#### [TO DO]
Reproduce the records in full. Alter nothing.

#### [GIVEN RECORDS]
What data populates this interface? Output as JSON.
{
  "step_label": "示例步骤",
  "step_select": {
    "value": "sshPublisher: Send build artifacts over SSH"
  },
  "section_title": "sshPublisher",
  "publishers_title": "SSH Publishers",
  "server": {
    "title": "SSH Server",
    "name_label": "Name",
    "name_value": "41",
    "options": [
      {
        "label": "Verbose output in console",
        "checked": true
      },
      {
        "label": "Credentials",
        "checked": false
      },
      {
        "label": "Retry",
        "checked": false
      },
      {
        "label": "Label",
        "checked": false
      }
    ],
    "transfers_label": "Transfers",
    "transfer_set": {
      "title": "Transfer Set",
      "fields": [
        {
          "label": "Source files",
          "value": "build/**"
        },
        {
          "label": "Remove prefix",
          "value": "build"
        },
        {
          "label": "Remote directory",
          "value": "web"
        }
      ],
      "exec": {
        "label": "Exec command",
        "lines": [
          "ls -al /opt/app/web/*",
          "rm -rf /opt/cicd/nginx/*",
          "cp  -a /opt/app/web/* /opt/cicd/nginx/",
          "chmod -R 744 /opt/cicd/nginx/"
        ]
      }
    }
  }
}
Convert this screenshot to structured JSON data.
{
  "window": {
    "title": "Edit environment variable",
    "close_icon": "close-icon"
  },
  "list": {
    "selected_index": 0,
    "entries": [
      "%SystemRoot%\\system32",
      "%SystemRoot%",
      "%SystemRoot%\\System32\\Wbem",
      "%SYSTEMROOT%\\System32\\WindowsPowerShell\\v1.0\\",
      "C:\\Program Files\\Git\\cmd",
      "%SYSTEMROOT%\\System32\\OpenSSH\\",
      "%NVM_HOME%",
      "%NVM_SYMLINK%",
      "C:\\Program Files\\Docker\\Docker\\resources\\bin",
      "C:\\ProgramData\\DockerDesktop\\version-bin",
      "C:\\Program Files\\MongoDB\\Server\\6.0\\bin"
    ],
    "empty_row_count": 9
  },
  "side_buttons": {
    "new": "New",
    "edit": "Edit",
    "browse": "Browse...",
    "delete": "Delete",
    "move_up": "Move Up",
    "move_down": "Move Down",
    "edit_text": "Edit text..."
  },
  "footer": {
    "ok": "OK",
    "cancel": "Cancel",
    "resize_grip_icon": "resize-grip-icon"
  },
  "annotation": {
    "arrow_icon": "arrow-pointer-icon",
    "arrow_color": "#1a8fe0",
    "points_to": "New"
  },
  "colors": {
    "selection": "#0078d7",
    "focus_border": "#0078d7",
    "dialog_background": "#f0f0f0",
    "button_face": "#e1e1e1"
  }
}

#### [EXERCISE SOLUTION]
What data populates this interface? Output as JSON.
{
  "step_label": "示例步骤",
  "step_select": {
    "value": "sshPublisher: Send build artifacts over SSH"
  },
  "section_title": "sshPublisher",
  "publishers_title": "SSH Publishers",
  "server": {
    "title": "SSH Server",
    "name_label": "Name",
    "name_value": "41",
    "options": [
      {
        "label": "Verbose output in console",
        "checked": true
      },
      {
        "label": "Credentials",
        "checked": false
      },
      {
        "label": "Retry",
        "checked": false
      },
      {
        "label": "Label",
        "checked": false
      }
    ],
    "transfers_label": "Transfers",
    "transfer_set": {
      "title": "Transfer Set",
      "fields": [
        {
          "label": "Source files",
          "value": "build/**"
        },
        {
          "label": "Remove prefix",
          "value": "build"
        },
        {
          "label": "Remote directory",
          "value": "web"
        }
      ],
      "exec": {
        "label": "Exec command",
        "lines": [
          "ls -al /opt/app/web/*",
          "rm -rf /opt/cicd/nginx/*",
          "cp  -a /opt/app/web/* /opt/cicd/nginx/",
          "chmod -R 744 /opt/cicd/nginx/"
        ]
      }
    }
  }
}
Convert this screenshot to structured JSON data.
{
  "window": {
    "title": "Edit environment variable",
    "close_icon": "close-icon"
  },
  "list": {
    "selected_index": 0,
    "entries": [
      "%SystemRoot%\\system32",
      "%SystemRoot%",
      "%SystemRoot%\\System32\\Wbem",
      "%SYSTEMROOT%\\System32\\WindowsPowerShell\\v1.0\\",
      "C:\\Program Files\\Git\\cmd",
      "%SYSTEMROOT%\\System32\\OpenSSH\\",
      "%NVM_HOME%",
      "%NVM_SYMLINK%",
      "C:\\Program Files\\Docker\\Docker\\resources\\bin",
      "C:\\ProgramData\\DockerDesktop\\version-bin",
      "C:\\Program Files\\MongoDB\\Server\\6.0\\bin"
    ],
    "empty_row_count": 9
  },
  "side_buttons": {
    "new": "New",
    "edit": "Edit",
    "browse": "Browse...",
    "delete": "Delete",
    "move_up": "Move Up",
    "move_down": "Move Down",
    "edit_text": "Edit text..."
  },
  "footer": {
    "ok": "OK",
    "cancel": "Cancel",
    "resize_grip_icon": "resize-grip-icon"
  },
  "annotation": {
    "arrow_icon": "arrow-pointer-icon",
    "arrow_color": "#1a8fe0",
    "points_to": "New"
  },
  "colors": {
    "selection": "#0078d7",
    "focus_border": "#0078d7",
    "dialog_background": "#f0f0f0",
    "button_face": "#e1e1e1"
  }
}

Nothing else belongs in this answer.